*WORK REQUEST*
Output all entries precisely and leave out the pictures.

*Records excerpted from a collection*
BEGIN

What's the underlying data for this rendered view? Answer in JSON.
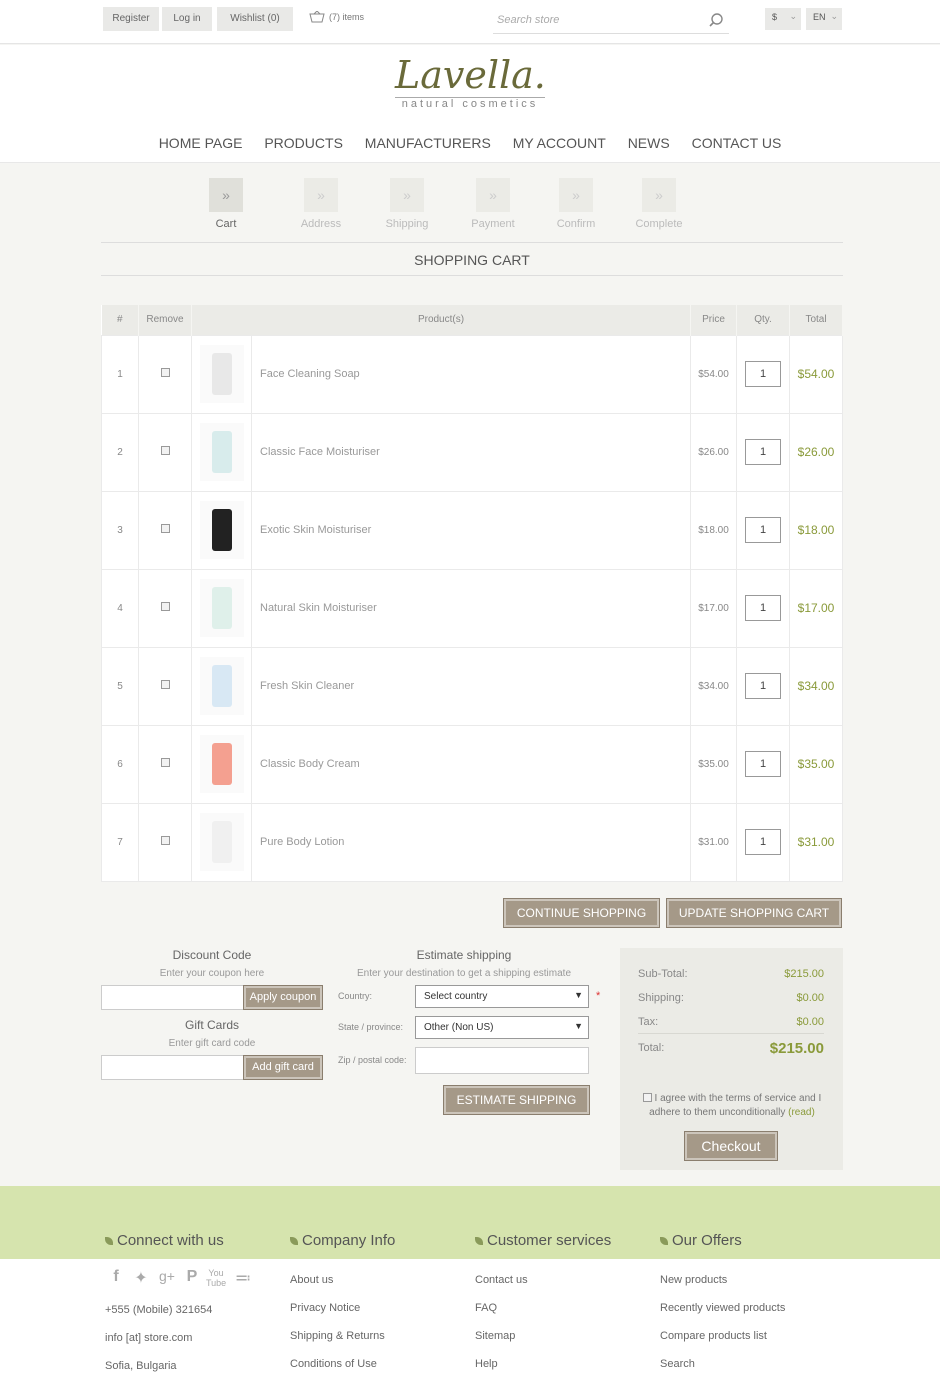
{
  "topbar": {
    "register": "Register",
    "login": "Log in",
    "wishlist": "Wishlist",
    "wishlist_count": "(0)",
    "cart_items": "(7) items",
    "search_placeholder": "Search store",
    "currency": "$",
    "language": "EN"
  },
  "logo": {
    "name": "Lavella.",
    "tagline": "natural cosmetics"
  },
  "nav": [
    "HOME PAGE",
    "PRODUCTS",
    "MANUFACTURERS",
    "MY ACCOUNT",
    "NEWS",
    "CONTACT US"
  ],
  "steps": [
    "Cart",
    "Address",
    "Shipping",
    "Payment",
    "Confirm",
    "Complete"
  ],
  "page_title": "SHOPPING CART",
  "table": {
    "headers": {
      "num": "#",
      "remove": "Remove",
      "product": "Product(s)",
      "price": "Price",
      "qty": "Qty.",
      "total": "Total"
    },
    "rows": [
      {
        "num": "1",
        "name": "Face Cleaning Soap",
        "price": "$54.00",
        "qty": "1",
        "total": "$54.00"
      },
      {
        "num": "2",
        "name": "Classic Face Moisturiser",
        "price": "$26.00",
        "qty": "1",
        "total": "$26.00"
      },
      {
        "num": "3",
        "name": "Exotic Skin Moisturiser",
        "price": "$18.00",
        "qty": "1",
        "total": "$18.00"
      },
      {
        "num": "4",
        "name": "Natural Skin Moisturiser",
        "price": "$17.00",
        "qty": "1",
        "total": "$17.00"
      },
      {
        "num": "5",
        "name": "Fresh Skin Cleaner",
        "price": "$34.00",
        "qty": "1",
        "total": "$34.00"
      },
      {
        "num": "6",
        "name": "Classic Body Cream",
        "price": "$35.00",
        "qty": "1",
        "total": "$35.00"
      },
      {
        "num": "7",
        "name": "Pure Body Lotion",
        "price": "$31.00",
        "qty": "1",
        "total": "$31.00"
      }
    ]
  },
  "buttons": {
    "continue": "CONTINUE SHOPPING",
    "update": "UPDATE SHOPPING CART",
    "apply_coupon": "Apply coupon",
    "add_gift": "Add gift card",
    "estimate": "ESTIMATE SHIPPING",
    "checkout": "Checkout"
  },
  "discount": {
    "title": "Discount Code",
    "sub": "Enter your coupon here"
  },
  "gift": {
    "title": "Gift Cards",
    "sub": "Enter gift card code"
  },
  "estimate": {
    "title": "Estimate shipping",
    "sub": "Enter your destination to get a shipping estimate",
    "country_label": "Country:",
    "country_value": "Select country",
    "state_label": "State / province:",
    "state_value": "Other (Non US)",
    "zip_label": "Zip / postal code:",
    "required": "*"
  },
  "totals": {
    "subtotal_label": "Sub-Total:",
    "subtotal": "$215.00",
    "shipping_label": "Shipping:",
    "shipping": "$0.00",
    "tax_label": "Tax:",
    "tax": "$0.00",
    "total_label": "Total:",
    "total": "$215.00",
    "terms": "I agree with the terms of service and I adhere to them unconditionally",
    "terms_link": "(read)"
  },
  "footer": {
    "col1": {
      "title": "Connect with us",
      "lines": [
        "+555 (Mobile) 321654",
        "info [at] store.com",
        "Sofia, Bulgaria"
      ]
    },
    "col2": {
      "title": "Company Info",
      "links": [
        "About us",
        "Privacy Notice",
        "Shipping & Returns",
        "Conditions of Use"
      ]
    },
    "col3": {
      "title": "Customer services",
      "links": [
        "Contact us",
        "FAQ",
        "Sitemap",
        "Help"
      ]
    },
    "col4": {
      "title": "Our Offers",
      "links": [
        "New products",
        "Recently viewed products",
        "Compare products list",
        "Search"
      ]
    },
    "social": [
      "facebook-icon",
      "twitter-icon",
      "google-plus-icon",
      "pinterest-icon",
      "youtube-icon",
      "rss-icon"
    ]
  },
  "colors": {
    "accent": "#8a9a3a",
    "button": "#a59988",
    "footer_band": "#d6e4ae"
  }
}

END

*SOLUTION BELOW*
What's the underlying data for this rendered view? Answer in JSON.
{
  "topbar": {
    "register": "Register",
    "login": "Log in",
    "wishlist": "Wishlist",
    "wishlist_count": "(0)",
    "cart_items": "(7) items",
    "search_placeholder": "Search store",
    "currency": "$",
    "language": "EN"
  },
  "logo": {
    "name": "Lavella.",
    "tagline": "natural cosmetics"
  },
  "nav": [
    "HOME PAGE",
    "PRODUCTS",
    "MANUFACTURERS",
    "MY ACCOUNT",
    "NEWS",
    "CONTACT US"
  ],
  "steps": [
    "Cart",
    "Address",
    "Shipping",
    "Payment",
    "Confirm",
    "Complete"
  ],
  "page_title": "SHOPPING CART",
  "table": {
    "headers": {
      "num": "#",
      "remove": "Remove",
      "product": "Product(s)",
      "price": "Price",
      "qty": "Qty.",
      "total": "Total"
    },
    "rows": [
      {
        "num": "1",
        "name": "Face Cleaning Soap",
        "price": "$54.00",
        "qty": "1",
        "total": "$54.00"
      },
      {
        "num": "2",
        "name": "Classic Face Moisturiser",
        "price": "$26.00",
        "qty": "1",
        "total": "$26.00"
      },
      {
        "num": "3",
        "name": "Exotic Skin Moisturiser",
        "price": "$18.00",
        "qty": "1",
        "total": "$18.00"
      },
      {
        "num": "4",
        "name": "Natural Skin Moisturiser",
        "price": "$17.00",
        "qty": "1",
        "total": "$17.00"
      },
      {
        "num": "5",
        "name": "Fresh Skin Cleaner",
        "price": "$34.00",
        "qty": "1",
        "total": "$34.00"
      },
      {
        "num": "6",
        "name": "Classic Body Cream",
        "price": "$35.00",
        "qty": "1",
        "total": "$35.00"
      },
      {
        "num": "7",
        "name": "Pure Body Lotion",
        "price": "$31.00",
        "qty": "1",
        "total": "$31.00"
      }
    ]
  },
  "buttons": {
    "continue": "CONTINUE SHOPPING",
    "update": "UPDATE SHOPPING CART",
    "apply_coupon": "Apply coupon",
    "add_gift": "Add gift card",
    "estimate": "ESTIMATE SHIPPING",
    "checkout": "Checkout"
  },
  "discount": {
    "title": "Discount Code",
    "sub": "Enter your coupon here"
  },
  "gift": {
    "title": "Gift Cards",
    "sub": "Enter gift card code"
  },
  "estimate": {
    "title": "Estimate shipping",
    "sub": "Enter your destination to get a shipping estimate",
    "country_label": "Country:",
    "country_value": "Select country",
    "state_label": "State / province:",
    "state_value": "Other (Non US)",
    "zip_label": "Zip / postal code:",
    "required": "*"
  },
  "totals": {
    "subtotal_label": "Sub-Total:",
    "subtotal": "$215.00",
    "shipping_label": "Shipping:",
    "shipping": "$0.00",
    "tax_label": "Tax:",
    "tax": "$0.00",
    "total_label": "Total:",
    "total": "$215.00",
    "terms": "I agree with the terms of service and I adhere to them unconditionally",
    "terms_link": "(read)"
  },
  "footer": {
    "col1": {
      "title": "Connect with us",
      "lines": [
        "+555 (Mobile) 321654",
        "info [at] store.com",
        "Sofia, Bulgaria"
      ]
    },
    "col2": {
      "title": "Company Info",
      "links": [
        "About us",
        "Privacy Notice",
        "Shipping & Returns",
        "Conditions of Use"
      ]
    },
    "col3": {
      "title": "Customer services",
      "links": [
        "Contact us",
        "FAQ",
        "Sitemap",
        "Help"
      ]
    },
    "col4": {
      "title": "Our Offers",
      "links": [
        "New products",
        "Recently viewed products",
        "Compare products list",
        "Search"
      ]
    },
    "social": [
      "facebook-icon",
      "twitter-icon",
      "google-plus-icon",
      "pinterest-icon",
      "youtube-icon",
      "rss-icon"
    ]
  },
  "colors": {
    "accent": "#8a9a3a",
    "button": "#a59988",
    "footer_band": "#d6e4ae"
  }
}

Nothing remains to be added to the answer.